And how many of these children are taking pills because their parents either hover too much or are never around. One accepts that there are too many helicopter parents, but there are also probably too many latch-key children. If children come home from school to an empty house because both of their parents are away working during most of the day, they might very well have used the internet as a babysitter. In that case the fault will not lie with the internet but with delinquent parents.

Obviously, it’s much easier to blame the internet. The internet will not take offense. Parents will.

And also, for what it’s worth, this young generation has suffered the soporific effects of the self-esteem movement, the one that teaches them not to compete because everyone is just as good as everyone else. And they have also been brainwashed into believing that they should spend their waking hours fighting for social justice and demonstrating against microaggressions. If they have suffered a good upbringing they now believe that they should be whining about their privileges and trying to debilitate themselves in order not to enjoy any competitive advantage.

In any event, the absence of bad habits does not necessarily translate into good habits. It does not make for responsible adults. Douthat continues:

But over the same period, adulthood has become less responsible, less obviously adult. For the first time in over a century, more 20-somethingslive with their parents than in any other arrangement. The marriage rate is way down, and despite a high out-of-wedlock birthrate American fertility just hit an all-time low. More and more prime-age workers are dropping out of the work force — men especially, and younger men more so than older men, though female work force participation has dipped as well.

Regardless of which of my several explanations you prefer, the facts suggest that the absence of bad behavior in young people does not mean that they have developed the good behaviors or the good character that they need to conduct themselves as responsible adults.

Not doing irresponsible things does not mean that you are consistently behaving responsibly. The absence of the bad does not necessarily entail the presence of the good.

Monday, August 22, 2016

Caroline Glick on Hillary Clinton
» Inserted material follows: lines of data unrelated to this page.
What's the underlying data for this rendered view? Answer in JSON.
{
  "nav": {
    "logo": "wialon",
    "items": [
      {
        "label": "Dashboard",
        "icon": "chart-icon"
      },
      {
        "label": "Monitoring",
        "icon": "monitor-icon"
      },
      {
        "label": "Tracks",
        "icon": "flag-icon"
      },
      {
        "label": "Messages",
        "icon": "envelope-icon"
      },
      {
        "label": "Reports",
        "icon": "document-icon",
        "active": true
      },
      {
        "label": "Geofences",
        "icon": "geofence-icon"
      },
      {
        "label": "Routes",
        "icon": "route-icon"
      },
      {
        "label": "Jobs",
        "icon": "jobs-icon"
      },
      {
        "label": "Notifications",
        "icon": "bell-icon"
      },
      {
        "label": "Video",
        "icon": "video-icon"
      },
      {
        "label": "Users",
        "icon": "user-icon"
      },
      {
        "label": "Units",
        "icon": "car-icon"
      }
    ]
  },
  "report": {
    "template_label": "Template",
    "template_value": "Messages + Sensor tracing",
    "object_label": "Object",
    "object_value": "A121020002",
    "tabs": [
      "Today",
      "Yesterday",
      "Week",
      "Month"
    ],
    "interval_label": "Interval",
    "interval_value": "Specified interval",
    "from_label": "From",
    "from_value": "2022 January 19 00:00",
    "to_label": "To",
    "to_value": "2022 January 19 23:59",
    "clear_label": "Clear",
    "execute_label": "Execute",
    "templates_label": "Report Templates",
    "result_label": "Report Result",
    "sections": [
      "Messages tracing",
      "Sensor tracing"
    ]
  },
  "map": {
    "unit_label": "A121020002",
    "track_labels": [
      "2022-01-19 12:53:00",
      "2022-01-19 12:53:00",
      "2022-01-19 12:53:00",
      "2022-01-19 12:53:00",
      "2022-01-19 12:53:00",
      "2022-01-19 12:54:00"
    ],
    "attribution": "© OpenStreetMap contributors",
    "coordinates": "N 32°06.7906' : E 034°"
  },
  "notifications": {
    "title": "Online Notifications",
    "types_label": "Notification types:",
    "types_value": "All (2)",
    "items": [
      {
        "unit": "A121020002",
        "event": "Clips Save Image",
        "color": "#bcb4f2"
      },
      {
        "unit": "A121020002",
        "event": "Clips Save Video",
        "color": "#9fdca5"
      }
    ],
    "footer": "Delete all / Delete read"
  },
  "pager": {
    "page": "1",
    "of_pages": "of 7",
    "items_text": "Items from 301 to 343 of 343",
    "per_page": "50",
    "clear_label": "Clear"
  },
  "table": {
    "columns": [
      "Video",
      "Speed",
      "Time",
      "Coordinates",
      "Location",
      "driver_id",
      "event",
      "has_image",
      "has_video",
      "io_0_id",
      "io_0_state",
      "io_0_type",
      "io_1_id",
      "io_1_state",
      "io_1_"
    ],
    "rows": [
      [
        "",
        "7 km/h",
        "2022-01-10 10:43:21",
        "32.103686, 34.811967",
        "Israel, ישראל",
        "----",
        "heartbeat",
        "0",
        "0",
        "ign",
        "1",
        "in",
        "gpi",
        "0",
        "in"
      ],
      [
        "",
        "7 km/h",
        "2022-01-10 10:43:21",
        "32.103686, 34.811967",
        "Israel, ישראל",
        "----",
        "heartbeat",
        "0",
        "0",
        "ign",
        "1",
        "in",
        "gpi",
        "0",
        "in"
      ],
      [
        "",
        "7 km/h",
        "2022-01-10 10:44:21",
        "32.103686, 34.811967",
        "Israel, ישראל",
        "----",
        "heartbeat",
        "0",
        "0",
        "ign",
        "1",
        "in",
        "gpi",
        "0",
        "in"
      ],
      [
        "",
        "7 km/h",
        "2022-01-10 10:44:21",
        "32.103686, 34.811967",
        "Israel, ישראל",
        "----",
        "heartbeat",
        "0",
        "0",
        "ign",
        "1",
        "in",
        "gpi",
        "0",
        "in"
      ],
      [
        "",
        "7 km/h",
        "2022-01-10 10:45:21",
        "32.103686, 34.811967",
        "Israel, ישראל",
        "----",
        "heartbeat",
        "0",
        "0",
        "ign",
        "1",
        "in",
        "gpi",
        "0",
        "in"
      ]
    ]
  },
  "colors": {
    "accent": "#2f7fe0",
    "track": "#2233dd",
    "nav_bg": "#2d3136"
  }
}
In a Facebook post the highly estimable columnist Caroline Glick responded to those who have been asking her whether she is happy that a woman is running for president of the United States.

Here is what Glick said:

For what it's worth, I am sick and tired of being asked if I am excited as a woman that Hillary Clinton is running for president.

The short answer is no.

In a bit more detail, I think that anyone who views Clinton as a feminine or feminist role model has no idea what it means to be a working woman. 

Here are the facts: Hillary married her way into her career, just like Evita Peron. Her career is entirely a product of her marriage.

And it isn't like her meal ticket husband is a pioneer of women's rights. He's a sexual predator. 

Hillary Clinton was never in the dark about Bill's character. She's been a full partner in his escapades in the sense that she has enabled his obscene behavior, loudly, unapologetically, without hesitation or an ounce of shame, from the very beginning. 

As a woman, I am embarrassed and insulted that the first woman the Democrats ever chose to nominate for president is Hillary Clinton. The fact that they couldn't get behind a self-made woman like Carly Fiorina shows that their supposed concern for women is complete nonsense.

She doesn't represent women anymore than Donald Trump does.

This is fair and balanced and reasoned. 

I will note that many women are far more hostile to Hillary Clinton than even I am. They believe that she represents their gender badly… if at all. As one young woman explained to me the other day: If women know anything, they know other women.  When women look at Hillary Clinton they are horrified that she represents them.